In agreement with the scientist, during the first weeks, the authorities should have taken satellite images of high resolution of the impact of the hurricane in Puerto Rico to do studies and evaluate the damages. The image of the country changed with deforestation and it would be evident which communities were covered by vegetation and the density of structures that the trees hid before. In this way, the government could have made a real inventory of the residences that lost roofs, the fallen electrical overhead cables, and other information, before the vegetation naturally regrows.
“The scientific study is important to see how the island was left and understand changes that could occur later. It is vital, to have this historic record. This window was only available in the first weeks, and maximum one month after María,” he stated.
Call to the government to analyze the lessons of María
According to Dr. Bueno, the devastation in Puerto Rico after the battering of this hurricane is already discussed in academia, not as an isolated case but as an example of the category of hurricane that will be more and more common in the Caribbean as a product of climate change.
With 80% of the electrical system destroyed and thousands of citizens with their houses partially or totally destroyed, the reconstruction of Puerto Rico after Hurricane María represents a great opportunity to rebuild the island, a new infrastructure that is resistant, efficient and sustainable in the face of the climate that is coming.
For Bueno, the government should give what he calls “a qualitative jump” to rebuild from the transformation of social infrastructure to make it more resistant to this type of phenomenon. He also suggested that it is the moment to create a common space with the academia so that the construction is organized, thinking about the imminent risks that climate change has brought.
“The construction in Puerto Rico was done with the consideration of possible winds of up to 120 to 130 mph, but the reconstruction of the country should consider that more dramatic events could come,” insisted Molinelli.
For example, the government has to decide if it will relocate the residents of communities in areas vulnerable to flooding, landslides and coastal areas. He insisted that these areas would be in much greater risk according to how the effects of global warming are advanced.
“All of this needs to be evaluated and do a strategic relocation to get us out of the dangerous areas and the objective should be that what is built be outside of the zones of risk,” said Molinelli.
But with the changes in public policy of the President of the United States Donald Trump about the issue of climate change, the path for the reconstruction of Puerto Rico is more difficult since the new president not only reversed the international agreement of the USA to deal with the carbon emissions, but he also eliminated the federal programs on climate change and with them the funds that were assigned to make them happen.
“With the elimination of the policies of Obama to deal with emissions and the elimination of all of the federal programs that referred to climate change, the issue has been erased. How will be plan in the most vulnerable parts, if all of Puerto Rico is vulnerable? With these policies everything will be left in the hands of the local government,” he warned.
Since 2007, members of the scientific and academic community of Puerto Rico released a declaration to the government where 175 professores linked to the issue of climate change anticipated the changes in public policy that had to be taken to be prepared for the natural phenomenons as a product of global warming.

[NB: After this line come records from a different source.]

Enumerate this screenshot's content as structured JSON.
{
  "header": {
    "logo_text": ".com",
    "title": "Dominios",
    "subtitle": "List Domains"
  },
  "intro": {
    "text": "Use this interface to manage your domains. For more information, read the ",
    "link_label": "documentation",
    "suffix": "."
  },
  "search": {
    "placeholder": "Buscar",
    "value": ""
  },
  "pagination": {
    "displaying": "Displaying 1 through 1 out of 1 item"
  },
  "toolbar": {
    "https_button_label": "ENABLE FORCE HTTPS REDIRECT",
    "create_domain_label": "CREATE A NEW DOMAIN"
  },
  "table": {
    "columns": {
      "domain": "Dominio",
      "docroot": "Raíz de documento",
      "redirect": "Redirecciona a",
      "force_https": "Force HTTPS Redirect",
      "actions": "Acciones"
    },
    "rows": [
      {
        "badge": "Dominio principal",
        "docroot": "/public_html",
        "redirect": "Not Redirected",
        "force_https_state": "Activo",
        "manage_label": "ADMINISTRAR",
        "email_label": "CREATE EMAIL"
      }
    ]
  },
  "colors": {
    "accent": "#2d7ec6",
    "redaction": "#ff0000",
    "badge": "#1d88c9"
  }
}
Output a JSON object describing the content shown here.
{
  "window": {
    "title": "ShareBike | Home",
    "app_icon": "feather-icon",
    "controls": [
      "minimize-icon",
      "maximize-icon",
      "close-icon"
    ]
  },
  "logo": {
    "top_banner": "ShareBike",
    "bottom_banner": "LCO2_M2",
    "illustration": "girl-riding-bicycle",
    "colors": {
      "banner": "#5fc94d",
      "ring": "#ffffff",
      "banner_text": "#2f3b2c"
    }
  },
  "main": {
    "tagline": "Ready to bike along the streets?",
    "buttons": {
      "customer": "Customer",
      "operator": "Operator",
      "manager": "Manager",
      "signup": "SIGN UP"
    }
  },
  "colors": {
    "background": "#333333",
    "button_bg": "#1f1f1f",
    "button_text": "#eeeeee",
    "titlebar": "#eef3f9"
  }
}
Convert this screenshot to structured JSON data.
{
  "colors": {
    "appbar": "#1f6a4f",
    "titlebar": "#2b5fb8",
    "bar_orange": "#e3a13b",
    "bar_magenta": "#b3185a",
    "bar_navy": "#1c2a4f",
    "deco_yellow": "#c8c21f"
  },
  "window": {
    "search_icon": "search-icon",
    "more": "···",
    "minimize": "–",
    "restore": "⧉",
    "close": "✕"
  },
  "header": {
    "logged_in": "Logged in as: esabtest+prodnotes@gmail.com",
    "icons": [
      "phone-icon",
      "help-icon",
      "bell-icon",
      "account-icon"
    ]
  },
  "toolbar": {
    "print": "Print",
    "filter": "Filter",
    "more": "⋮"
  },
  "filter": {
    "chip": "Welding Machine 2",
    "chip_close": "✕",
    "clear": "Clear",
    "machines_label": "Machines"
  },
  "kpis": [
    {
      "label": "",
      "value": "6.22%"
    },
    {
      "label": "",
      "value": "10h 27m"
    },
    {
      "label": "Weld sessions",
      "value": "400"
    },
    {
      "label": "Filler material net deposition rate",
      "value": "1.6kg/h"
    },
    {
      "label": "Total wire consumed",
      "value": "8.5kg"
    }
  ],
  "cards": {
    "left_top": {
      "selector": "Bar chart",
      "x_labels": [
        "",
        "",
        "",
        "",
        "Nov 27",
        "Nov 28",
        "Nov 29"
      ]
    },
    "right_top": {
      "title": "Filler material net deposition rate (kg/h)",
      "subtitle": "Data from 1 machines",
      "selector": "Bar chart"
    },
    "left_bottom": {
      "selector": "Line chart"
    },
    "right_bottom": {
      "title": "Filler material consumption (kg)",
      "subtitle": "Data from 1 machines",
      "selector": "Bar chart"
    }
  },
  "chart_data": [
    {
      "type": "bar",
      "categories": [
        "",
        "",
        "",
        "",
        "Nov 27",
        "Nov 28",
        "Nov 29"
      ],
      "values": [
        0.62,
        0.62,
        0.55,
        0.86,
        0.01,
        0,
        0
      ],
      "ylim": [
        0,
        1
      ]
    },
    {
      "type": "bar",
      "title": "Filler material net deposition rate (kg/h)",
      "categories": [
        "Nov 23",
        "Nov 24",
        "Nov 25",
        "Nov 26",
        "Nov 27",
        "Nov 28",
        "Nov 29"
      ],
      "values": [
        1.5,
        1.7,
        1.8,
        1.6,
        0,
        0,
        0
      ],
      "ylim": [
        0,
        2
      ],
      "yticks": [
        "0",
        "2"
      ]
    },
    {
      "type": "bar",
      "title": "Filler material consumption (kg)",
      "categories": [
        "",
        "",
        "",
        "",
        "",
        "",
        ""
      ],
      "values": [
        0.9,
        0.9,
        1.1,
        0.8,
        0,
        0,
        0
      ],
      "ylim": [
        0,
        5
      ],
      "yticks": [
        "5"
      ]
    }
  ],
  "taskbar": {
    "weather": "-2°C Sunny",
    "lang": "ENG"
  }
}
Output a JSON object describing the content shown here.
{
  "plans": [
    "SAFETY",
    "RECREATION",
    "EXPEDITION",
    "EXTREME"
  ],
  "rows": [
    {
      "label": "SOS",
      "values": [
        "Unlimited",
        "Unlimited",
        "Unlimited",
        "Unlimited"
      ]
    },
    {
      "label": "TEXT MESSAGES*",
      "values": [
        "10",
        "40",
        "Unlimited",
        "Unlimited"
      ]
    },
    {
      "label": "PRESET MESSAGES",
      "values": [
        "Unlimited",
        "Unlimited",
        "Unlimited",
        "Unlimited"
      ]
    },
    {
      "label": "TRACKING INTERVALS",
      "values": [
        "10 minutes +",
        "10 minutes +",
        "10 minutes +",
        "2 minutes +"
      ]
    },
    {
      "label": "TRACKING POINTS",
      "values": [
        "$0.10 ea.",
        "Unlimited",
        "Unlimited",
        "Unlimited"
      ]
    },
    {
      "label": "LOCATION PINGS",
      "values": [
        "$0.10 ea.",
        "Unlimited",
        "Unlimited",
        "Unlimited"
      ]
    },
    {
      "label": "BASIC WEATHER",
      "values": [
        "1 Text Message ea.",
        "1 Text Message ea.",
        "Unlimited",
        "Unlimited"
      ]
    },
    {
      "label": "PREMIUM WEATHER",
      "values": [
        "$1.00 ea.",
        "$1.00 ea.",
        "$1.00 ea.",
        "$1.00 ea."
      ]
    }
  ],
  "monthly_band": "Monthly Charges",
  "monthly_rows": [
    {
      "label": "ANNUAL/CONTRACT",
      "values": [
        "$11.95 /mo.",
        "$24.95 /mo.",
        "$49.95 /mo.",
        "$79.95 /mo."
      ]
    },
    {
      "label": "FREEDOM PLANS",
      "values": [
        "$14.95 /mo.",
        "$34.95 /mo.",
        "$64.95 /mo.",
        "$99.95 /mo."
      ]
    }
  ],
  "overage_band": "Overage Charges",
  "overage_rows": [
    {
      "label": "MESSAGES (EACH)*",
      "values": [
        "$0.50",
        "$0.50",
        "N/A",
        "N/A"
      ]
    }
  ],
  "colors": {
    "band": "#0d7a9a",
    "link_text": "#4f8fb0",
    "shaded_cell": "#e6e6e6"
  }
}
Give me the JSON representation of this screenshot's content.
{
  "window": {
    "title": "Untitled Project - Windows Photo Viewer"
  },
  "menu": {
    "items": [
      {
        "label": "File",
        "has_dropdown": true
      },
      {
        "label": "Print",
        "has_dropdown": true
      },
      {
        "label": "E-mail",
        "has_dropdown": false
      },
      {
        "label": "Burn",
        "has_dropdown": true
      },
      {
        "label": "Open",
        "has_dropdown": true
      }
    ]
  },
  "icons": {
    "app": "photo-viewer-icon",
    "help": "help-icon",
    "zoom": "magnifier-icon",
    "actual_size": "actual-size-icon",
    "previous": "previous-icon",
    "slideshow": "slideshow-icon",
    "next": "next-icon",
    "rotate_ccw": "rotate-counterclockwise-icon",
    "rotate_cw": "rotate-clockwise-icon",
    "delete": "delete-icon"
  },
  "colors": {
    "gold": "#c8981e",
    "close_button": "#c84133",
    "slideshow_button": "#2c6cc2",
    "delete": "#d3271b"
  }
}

However the warnings and recommendations were ignored.
This week a group of scientists and academics urged the government to stop construction in vulnerable areas and follow through with the public policy that for years existed in the current legislation, but that has been evaded by the functionaries in the moment of giving permits and endorsing construction projects.